WHAT YOU HAVE TO DO :: Filter the data below, keeping only lines that contain "good".
Top of AVAILABLE RECORDS
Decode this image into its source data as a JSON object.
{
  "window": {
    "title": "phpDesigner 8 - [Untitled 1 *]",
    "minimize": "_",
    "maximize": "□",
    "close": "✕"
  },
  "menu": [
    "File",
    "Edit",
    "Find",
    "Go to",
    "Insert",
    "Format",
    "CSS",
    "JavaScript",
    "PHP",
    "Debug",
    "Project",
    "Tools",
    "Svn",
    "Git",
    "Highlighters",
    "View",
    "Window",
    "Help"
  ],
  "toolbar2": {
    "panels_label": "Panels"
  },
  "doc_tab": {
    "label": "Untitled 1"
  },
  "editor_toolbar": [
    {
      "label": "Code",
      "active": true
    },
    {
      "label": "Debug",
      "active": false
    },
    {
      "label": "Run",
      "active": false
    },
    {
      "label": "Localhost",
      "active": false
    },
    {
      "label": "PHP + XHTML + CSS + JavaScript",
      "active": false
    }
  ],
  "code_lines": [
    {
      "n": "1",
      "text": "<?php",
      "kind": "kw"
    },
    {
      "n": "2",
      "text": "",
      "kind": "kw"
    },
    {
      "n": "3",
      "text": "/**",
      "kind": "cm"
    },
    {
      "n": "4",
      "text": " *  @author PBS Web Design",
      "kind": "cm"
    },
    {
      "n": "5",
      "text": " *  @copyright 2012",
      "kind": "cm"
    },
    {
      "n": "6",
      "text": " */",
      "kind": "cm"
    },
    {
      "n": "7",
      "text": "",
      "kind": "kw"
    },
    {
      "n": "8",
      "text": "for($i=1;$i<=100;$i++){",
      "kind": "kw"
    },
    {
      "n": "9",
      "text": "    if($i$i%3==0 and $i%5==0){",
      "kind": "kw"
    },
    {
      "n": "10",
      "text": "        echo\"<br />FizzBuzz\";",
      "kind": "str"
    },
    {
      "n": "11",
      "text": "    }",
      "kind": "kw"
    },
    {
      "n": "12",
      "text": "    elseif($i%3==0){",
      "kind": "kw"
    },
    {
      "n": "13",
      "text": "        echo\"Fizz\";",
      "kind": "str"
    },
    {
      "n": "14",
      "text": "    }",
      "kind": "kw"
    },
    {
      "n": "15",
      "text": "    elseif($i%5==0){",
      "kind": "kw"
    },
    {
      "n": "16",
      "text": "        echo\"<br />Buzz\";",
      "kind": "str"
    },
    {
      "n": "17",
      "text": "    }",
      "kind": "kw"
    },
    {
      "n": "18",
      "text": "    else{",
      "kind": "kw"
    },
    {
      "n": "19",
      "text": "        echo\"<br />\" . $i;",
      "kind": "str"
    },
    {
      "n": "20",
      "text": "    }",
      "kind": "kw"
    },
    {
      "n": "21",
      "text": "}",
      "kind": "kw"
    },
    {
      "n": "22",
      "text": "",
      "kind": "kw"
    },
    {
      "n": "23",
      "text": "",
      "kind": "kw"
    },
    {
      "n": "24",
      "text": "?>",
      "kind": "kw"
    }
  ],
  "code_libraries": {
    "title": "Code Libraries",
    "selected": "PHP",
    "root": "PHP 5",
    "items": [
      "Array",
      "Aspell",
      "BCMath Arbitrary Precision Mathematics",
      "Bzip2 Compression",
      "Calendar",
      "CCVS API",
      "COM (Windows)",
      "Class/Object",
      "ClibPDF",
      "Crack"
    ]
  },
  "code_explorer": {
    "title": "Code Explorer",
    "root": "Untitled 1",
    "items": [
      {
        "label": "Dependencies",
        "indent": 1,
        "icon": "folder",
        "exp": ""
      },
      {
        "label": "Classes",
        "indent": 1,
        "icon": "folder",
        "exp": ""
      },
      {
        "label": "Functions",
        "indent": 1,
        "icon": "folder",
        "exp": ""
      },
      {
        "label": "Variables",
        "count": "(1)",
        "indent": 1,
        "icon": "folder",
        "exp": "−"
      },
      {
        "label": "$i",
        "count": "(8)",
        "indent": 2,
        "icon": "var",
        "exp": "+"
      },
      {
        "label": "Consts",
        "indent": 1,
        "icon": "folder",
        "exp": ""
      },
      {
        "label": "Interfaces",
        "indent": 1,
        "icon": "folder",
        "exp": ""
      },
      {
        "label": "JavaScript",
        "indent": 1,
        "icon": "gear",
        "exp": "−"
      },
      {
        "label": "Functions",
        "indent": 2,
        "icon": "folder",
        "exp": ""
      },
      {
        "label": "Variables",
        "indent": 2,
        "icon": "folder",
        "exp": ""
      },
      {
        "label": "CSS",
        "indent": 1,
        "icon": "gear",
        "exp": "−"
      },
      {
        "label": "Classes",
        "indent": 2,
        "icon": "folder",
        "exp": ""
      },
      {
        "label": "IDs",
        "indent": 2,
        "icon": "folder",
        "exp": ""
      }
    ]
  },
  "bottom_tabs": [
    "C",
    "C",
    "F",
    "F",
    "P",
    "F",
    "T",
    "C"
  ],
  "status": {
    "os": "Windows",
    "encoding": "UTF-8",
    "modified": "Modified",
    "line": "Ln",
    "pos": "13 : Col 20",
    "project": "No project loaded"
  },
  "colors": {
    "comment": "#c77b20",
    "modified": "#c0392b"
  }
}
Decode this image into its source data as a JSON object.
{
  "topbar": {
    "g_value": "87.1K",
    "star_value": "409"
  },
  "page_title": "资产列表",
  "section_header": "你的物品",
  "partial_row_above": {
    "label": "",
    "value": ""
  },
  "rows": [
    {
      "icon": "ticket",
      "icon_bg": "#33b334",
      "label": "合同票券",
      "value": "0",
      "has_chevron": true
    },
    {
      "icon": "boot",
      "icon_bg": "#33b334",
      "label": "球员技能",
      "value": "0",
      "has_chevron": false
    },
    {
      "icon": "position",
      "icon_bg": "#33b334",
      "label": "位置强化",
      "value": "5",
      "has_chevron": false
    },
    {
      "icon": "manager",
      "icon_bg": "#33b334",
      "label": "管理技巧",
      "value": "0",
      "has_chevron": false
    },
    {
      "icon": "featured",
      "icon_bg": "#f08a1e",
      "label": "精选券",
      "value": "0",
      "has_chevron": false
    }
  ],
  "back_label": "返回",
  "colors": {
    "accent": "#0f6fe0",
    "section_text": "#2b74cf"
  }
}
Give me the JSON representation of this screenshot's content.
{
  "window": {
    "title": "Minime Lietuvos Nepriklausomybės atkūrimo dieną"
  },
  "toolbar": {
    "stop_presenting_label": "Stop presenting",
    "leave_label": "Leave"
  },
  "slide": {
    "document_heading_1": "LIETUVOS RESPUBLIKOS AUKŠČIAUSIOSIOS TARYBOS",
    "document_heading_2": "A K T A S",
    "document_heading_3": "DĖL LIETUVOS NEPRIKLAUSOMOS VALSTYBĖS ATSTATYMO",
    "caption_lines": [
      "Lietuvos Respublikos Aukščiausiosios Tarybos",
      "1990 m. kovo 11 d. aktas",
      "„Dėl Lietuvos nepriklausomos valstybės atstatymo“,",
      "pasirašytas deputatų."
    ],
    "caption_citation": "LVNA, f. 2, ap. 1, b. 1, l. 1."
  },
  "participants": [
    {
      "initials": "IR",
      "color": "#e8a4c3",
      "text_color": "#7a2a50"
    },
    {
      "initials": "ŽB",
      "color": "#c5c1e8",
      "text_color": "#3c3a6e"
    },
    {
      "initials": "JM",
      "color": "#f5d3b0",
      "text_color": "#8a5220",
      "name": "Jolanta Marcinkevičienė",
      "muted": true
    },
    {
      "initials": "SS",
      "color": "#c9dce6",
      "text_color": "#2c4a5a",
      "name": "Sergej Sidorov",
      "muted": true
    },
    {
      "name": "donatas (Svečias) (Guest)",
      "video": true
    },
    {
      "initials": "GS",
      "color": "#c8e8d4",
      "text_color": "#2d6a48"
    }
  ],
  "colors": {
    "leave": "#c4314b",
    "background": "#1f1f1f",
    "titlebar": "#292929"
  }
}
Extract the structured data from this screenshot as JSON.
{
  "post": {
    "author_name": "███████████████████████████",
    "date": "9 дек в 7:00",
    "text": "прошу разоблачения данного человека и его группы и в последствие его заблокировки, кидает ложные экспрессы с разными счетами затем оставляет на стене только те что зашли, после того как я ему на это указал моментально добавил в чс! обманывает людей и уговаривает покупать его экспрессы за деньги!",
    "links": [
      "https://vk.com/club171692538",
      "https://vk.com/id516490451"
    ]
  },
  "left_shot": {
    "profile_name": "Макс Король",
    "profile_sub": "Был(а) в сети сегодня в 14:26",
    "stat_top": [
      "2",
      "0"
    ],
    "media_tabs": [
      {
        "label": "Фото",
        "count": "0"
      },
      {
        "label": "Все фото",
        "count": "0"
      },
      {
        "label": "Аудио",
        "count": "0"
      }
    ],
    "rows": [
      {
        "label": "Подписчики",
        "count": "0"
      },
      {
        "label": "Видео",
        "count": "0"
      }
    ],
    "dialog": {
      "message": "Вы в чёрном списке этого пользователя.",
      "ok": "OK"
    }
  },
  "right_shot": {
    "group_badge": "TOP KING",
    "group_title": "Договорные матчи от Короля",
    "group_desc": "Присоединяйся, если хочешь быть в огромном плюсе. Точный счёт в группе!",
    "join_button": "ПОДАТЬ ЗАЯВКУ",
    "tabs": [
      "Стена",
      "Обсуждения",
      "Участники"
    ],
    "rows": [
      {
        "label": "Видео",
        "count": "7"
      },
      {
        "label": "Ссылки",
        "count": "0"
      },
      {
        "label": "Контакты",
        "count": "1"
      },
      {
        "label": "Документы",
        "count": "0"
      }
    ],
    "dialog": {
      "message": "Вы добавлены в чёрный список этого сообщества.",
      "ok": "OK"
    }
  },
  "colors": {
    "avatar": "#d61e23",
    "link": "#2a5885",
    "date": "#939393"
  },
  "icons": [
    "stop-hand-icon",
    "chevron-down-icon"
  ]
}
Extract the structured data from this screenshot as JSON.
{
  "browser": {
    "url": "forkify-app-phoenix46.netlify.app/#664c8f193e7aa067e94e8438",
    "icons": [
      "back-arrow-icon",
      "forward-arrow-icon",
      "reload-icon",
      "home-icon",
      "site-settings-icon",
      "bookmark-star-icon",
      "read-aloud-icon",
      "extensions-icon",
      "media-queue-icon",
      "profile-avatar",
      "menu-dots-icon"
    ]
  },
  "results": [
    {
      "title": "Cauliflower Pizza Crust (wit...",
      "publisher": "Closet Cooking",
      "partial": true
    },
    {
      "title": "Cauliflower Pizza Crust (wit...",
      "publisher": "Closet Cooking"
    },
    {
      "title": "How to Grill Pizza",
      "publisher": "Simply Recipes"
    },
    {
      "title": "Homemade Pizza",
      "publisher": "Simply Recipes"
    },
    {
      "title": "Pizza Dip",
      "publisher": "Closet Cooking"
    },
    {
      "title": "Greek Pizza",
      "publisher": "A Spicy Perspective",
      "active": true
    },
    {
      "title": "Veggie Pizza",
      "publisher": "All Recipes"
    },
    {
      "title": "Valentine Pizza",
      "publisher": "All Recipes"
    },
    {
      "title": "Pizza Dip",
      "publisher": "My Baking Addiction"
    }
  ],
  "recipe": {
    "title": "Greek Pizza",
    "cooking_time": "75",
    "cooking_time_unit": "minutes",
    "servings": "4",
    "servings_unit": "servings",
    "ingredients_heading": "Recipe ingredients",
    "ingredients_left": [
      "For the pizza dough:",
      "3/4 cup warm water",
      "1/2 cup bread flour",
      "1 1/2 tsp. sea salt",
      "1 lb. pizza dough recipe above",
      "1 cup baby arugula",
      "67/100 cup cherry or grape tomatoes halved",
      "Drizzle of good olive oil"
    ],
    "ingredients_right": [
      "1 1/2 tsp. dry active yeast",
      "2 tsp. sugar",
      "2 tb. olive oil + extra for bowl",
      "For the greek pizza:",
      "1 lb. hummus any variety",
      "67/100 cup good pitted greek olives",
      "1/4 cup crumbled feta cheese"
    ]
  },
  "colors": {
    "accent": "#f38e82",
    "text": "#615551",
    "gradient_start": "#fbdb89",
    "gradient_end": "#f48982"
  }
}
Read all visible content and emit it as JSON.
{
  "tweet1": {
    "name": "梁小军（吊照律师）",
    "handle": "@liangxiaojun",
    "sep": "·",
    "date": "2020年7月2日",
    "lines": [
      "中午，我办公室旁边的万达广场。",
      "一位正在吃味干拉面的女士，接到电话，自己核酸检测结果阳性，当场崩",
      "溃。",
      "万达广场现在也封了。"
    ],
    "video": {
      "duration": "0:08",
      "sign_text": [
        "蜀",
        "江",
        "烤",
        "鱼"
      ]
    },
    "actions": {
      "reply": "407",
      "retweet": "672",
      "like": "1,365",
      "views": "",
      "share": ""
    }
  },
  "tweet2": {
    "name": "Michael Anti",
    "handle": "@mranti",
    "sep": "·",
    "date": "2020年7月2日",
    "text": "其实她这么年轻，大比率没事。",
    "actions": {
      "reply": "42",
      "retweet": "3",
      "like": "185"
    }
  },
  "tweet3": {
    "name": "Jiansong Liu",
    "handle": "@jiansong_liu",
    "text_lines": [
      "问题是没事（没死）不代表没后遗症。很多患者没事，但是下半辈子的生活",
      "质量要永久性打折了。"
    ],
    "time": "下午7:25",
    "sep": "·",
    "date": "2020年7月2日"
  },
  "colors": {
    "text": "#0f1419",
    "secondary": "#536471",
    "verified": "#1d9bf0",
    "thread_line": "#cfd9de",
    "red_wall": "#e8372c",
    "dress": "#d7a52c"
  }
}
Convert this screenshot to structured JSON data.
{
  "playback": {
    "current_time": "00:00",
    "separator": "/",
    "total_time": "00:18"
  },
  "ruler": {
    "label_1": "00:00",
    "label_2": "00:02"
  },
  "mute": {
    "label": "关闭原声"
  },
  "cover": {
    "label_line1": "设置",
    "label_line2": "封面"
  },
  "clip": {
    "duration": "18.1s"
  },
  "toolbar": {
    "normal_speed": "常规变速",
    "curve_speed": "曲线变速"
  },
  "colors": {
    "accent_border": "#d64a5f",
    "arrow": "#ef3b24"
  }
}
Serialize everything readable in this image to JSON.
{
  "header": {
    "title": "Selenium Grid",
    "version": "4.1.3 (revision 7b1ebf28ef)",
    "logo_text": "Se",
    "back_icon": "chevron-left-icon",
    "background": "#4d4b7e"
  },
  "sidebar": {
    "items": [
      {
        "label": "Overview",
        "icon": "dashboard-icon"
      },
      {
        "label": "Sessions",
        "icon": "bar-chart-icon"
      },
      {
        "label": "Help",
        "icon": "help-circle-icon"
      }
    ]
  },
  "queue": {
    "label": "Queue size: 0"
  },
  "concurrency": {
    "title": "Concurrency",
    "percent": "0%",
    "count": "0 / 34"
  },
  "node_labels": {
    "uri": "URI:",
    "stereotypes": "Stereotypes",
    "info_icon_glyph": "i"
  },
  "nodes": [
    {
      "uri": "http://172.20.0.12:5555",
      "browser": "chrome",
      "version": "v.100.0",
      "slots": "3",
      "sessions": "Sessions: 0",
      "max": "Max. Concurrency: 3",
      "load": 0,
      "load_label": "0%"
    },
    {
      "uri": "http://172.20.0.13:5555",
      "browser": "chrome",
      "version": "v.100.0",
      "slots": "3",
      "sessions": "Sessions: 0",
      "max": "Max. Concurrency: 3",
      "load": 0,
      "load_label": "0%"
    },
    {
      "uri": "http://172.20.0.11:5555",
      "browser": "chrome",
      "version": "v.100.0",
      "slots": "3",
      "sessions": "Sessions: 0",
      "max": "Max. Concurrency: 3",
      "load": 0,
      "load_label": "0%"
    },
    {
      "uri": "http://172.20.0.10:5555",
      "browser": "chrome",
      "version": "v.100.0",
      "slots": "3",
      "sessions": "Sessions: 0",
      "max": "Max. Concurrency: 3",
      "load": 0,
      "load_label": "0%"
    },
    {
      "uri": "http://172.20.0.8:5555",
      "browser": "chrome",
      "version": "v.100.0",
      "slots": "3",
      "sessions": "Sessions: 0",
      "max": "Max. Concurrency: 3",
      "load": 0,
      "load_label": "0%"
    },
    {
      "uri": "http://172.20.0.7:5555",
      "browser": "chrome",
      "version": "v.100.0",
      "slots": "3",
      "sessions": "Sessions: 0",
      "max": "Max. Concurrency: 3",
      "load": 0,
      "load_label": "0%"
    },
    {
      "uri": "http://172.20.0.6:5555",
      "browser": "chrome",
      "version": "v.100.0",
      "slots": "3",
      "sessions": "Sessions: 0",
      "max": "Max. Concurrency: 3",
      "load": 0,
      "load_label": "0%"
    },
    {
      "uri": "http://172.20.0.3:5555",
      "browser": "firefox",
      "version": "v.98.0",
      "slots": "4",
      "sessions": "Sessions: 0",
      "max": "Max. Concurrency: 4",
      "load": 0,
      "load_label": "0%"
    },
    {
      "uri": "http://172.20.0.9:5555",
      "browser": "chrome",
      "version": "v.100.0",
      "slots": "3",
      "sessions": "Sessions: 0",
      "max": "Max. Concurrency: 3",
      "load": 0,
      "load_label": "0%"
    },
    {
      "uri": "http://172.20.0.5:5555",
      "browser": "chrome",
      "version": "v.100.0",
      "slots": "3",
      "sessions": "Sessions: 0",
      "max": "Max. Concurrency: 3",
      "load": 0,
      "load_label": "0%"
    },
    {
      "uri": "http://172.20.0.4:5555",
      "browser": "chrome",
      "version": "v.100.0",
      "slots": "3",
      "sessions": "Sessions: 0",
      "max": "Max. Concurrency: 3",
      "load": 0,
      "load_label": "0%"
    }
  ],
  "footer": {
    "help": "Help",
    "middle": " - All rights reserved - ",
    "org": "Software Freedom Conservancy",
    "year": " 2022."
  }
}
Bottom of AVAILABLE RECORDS
ANSWER TO THIS TASK ::
      "Drizzle of good olive oil"
      "67/100 cup good pitted greek olives",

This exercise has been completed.